(THE RECORDS Opens)

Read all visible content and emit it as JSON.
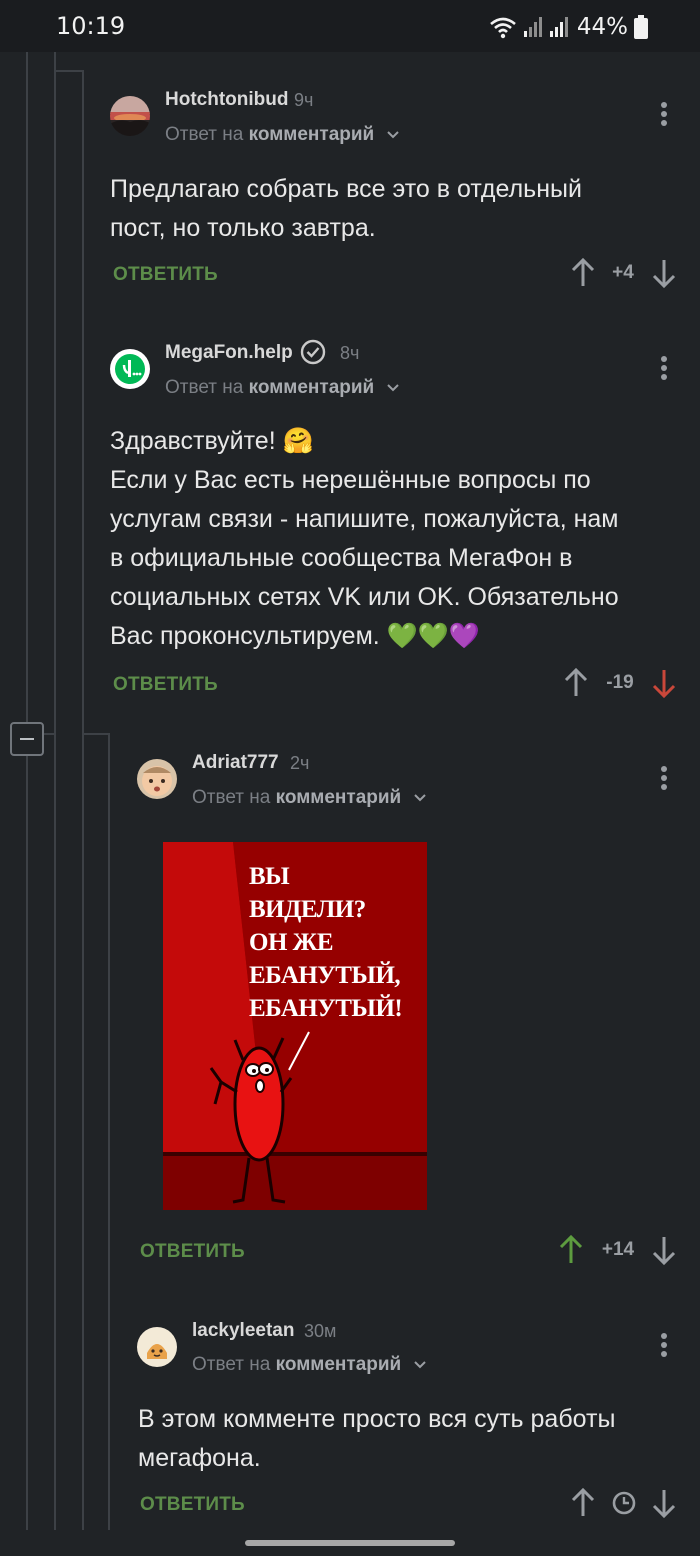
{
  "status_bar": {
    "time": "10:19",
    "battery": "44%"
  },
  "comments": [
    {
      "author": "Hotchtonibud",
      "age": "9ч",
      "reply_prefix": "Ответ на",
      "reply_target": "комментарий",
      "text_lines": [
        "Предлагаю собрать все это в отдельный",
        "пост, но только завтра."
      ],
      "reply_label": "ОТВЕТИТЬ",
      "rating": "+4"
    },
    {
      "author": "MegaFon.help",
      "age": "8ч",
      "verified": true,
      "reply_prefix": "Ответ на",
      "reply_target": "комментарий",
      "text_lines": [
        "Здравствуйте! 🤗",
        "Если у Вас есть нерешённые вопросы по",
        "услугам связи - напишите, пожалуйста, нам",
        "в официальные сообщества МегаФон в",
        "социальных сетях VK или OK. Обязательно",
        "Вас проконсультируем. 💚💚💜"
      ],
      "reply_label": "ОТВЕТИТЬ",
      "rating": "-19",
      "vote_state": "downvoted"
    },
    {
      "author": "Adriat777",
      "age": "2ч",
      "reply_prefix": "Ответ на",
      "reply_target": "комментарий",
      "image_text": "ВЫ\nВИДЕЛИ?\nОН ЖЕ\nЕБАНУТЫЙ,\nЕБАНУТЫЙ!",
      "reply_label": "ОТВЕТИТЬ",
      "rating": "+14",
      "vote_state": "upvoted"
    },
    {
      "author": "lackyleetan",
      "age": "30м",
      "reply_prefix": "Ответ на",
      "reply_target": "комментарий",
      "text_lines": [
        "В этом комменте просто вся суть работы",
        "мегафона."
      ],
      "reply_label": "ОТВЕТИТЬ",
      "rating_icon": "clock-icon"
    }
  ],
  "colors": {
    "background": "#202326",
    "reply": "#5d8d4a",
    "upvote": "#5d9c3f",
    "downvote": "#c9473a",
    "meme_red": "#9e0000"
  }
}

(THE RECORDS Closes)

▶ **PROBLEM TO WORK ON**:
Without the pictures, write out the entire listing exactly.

▶ **ANSWER BOX**:
Read all visible content and emit it as JSON.
{
  "status_bar": {
    "time": "10:19",
    "battery": "44%"
  },
  "comments": [
    {
      "author": "Hotchtonibud",
      "age": "9ч",
      "reply_prefix": "Ответ на",
      "reply_target": "комментарий",
      "text_lines": [
        "Предлагаю собрать все это в отдельный",
        "пост, но только завтра."
      ],
      "reply_label": "ОТВЕТИТЬ",
      "rating": "+4"
    },
    {
      "author": "MegaFon.help",
      "age": "8ч",
      "verified": true,
      "reply_prefix": "Ответ на",
      "reply_target": "комментарий",
      "text_lines": [
        "Здравствуйте! 🤗",
        "Если у Вас есть нерешённые вопросы по",
        "услугам связи - напишите, пожалуйста, нам",
        "в официальные сообщества МегаФон в",
        "социальных сетях VK или OK. Обязательно",
        "Вас проконсультируем. 💚💚💜"
      ],
      "reply_label": "ОТВЕТИТЬ",
      "rating": "-19",
      "vote_state": "downvoted"
    },
    {
      "author": "Adriat777",
      "age": "2ч",
      "reply_prefix": "Ответ на",
      "reply_target": "комментарий",
      "image_text": "ВЫ\nВИДЕЛИ?\nОН ЖЕ\nЕБАНУТЫЙ,\nЕБАНУТЫЙ!",
      "reply_label": "ОТВЕТИТЬ",
      "rating": "+14",
      "vote_state": "upvoted"
    },
    {
      "author": "lackyleetan",
      "age": "30м",
      "reply_prefix": "Ответ на",
      "reply_target": "комментарий",
      "text_lines": [
        "В этом комменте просто вся суть работы",
        "мегафона."
      ],
      "reply_label": "ОТВЕТИТЬ",
      "rating_icon": "clock-icon"
    }
  ],
  "colors": {
    "background": "#202326",
    "reply": "#5d8d4a",
    "upvote": "#5d9c3f",
    "downvote": "#c9473a",
    "meme_red": "#9e0000"
  }
}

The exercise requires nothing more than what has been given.